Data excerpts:

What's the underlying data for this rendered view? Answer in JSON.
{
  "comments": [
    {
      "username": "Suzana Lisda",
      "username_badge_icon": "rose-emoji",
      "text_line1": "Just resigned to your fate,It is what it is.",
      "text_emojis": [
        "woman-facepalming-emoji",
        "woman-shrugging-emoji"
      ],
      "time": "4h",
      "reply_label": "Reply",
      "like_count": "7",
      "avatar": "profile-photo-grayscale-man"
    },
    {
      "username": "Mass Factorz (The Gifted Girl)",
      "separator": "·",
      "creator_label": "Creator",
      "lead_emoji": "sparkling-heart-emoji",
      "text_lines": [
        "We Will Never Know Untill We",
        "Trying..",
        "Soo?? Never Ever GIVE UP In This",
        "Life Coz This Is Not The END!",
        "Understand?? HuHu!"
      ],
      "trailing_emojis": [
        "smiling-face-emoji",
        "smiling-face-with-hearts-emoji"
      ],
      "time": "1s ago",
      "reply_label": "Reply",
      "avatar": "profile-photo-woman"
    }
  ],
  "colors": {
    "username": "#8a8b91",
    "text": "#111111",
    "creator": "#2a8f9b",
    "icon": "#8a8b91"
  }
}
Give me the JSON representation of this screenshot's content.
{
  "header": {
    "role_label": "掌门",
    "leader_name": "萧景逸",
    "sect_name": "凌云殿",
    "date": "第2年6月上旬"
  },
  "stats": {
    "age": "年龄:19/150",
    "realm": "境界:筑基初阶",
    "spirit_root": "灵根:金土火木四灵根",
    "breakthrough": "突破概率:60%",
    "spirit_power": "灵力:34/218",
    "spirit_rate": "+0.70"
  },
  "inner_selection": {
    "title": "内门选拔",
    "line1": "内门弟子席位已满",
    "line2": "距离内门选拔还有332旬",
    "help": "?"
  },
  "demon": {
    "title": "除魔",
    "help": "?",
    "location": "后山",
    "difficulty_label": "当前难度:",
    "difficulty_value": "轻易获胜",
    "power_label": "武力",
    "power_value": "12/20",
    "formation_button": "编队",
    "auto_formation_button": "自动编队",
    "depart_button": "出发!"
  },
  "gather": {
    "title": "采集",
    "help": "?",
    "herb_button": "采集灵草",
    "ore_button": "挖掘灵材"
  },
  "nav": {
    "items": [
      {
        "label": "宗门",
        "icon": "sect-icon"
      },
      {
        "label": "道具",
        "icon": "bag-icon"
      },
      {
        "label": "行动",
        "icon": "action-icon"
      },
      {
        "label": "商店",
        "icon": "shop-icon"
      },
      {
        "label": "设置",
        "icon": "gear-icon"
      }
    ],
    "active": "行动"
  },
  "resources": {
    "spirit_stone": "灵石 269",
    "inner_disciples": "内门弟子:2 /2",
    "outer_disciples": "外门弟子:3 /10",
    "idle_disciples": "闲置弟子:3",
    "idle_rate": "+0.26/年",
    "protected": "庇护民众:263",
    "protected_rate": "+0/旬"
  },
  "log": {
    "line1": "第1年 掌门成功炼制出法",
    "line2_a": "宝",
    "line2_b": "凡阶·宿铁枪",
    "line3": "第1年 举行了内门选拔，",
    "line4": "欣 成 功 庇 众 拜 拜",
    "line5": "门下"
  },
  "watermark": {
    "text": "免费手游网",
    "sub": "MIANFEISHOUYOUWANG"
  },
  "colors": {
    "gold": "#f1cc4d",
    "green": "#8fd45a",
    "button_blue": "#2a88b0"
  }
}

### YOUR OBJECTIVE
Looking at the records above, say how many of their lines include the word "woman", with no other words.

### SOLUTION TO THE PROBLEM
3